Do you know the legend of the Cherokee Indian youths’ rite of Passage?

His father takes him into the forest, blindfolds him and leaves him alone. He is required to sit on a stump the whole night and not remove the blindfold until the rays of the morning sun shine through it. He cannot cry out for help to anyone.

Once he survives the night, he is a MAN.

He cannot tell the other boys of this experience, because each lad must come into manhood on his own. The boy is naturally terrified. He can hear all kinds of noises. Wild beasts must surely be all around him . Maybe even some human might do him harm.

The wind blew the grass and earth, and shook his stump, but he sat stoically, never removing the blindfold. It would be the only way he could become a man! Finally, after a horrific night the sun appeared and he removed his blindfold.

It was then that he discovered his father sitting on the stump next to him. He had been at watch the entire night, protecting his son from harm.

We, too, are never alone. Even when we don’t know it, God is watching over us, sitting on the stump beside us. When trouble comes, all we have to do is reach out to Him.


  1. Michael Bauman says

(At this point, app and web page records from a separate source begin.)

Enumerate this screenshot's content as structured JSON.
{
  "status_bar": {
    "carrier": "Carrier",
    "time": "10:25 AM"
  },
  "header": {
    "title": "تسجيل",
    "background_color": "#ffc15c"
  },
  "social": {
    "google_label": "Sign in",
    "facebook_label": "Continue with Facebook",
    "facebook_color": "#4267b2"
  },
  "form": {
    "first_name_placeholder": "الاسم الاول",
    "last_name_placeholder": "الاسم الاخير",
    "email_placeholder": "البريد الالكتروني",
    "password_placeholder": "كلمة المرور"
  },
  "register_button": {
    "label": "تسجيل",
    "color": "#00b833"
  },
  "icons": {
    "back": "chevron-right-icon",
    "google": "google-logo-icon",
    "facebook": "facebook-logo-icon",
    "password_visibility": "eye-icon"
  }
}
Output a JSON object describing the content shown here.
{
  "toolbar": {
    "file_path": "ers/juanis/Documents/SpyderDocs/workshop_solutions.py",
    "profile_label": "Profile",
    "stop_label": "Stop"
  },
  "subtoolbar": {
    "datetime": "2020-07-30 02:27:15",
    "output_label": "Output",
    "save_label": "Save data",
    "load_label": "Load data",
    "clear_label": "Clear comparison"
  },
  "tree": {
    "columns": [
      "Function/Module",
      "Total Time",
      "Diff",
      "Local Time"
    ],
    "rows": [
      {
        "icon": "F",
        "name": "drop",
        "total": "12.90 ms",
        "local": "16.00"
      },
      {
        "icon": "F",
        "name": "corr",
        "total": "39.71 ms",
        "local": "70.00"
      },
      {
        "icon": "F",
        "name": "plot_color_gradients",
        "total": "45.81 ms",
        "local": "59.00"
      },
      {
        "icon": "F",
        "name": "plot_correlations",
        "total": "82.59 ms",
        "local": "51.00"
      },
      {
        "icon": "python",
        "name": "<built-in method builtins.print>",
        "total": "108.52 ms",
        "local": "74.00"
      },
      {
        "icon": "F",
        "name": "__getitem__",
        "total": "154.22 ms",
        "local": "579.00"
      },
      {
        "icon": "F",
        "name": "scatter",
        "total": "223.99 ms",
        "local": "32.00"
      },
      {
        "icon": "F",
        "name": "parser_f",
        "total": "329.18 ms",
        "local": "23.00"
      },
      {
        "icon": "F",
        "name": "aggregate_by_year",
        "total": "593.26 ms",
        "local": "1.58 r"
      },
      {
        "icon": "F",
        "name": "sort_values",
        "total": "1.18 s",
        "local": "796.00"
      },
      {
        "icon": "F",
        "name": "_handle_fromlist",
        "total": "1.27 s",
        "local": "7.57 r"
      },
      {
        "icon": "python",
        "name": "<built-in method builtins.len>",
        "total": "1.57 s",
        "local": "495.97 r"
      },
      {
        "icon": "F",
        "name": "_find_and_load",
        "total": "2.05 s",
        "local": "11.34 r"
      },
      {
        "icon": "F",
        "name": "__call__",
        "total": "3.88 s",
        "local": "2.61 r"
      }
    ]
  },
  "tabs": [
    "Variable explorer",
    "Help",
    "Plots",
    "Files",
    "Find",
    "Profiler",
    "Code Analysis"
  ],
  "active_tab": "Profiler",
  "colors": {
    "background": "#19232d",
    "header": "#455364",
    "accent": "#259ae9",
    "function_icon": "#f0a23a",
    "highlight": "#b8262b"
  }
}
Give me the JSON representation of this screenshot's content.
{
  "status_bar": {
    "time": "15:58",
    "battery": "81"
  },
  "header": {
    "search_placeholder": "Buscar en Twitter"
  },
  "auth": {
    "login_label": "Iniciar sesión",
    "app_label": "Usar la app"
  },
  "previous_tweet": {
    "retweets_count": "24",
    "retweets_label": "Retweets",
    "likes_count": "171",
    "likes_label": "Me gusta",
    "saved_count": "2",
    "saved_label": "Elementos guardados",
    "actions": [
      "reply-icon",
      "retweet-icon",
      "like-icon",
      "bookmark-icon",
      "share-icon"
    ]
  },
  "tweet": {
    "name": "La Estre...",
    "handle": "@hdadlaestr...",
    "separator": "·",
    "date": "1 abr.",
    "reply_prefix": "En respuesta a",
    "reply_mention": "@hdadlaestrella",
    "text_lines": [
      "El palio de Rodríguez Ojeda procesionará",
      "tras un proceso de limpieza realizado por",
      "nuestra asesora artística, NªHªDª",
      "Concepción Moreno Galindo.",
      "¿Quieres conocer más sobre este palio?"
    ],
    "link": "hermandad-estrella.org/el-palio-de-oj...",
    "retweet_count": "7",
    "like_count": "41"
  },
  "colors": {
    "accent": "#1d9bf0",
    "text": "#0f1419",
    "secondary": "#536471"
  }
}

    And we who are so much more civilized abandon our children to the voracious predators for or own passing whims or even kill them ourselves.

    In the tradition of the Church, the entrance into adulthood is the time of first confession. The child faces, really for the first time, all of the horrors of sin and takes responsibility for his/her own while reaching out to our Lord, God and Savior at the same time.

  2. Here is a link to a song inspired by this legend.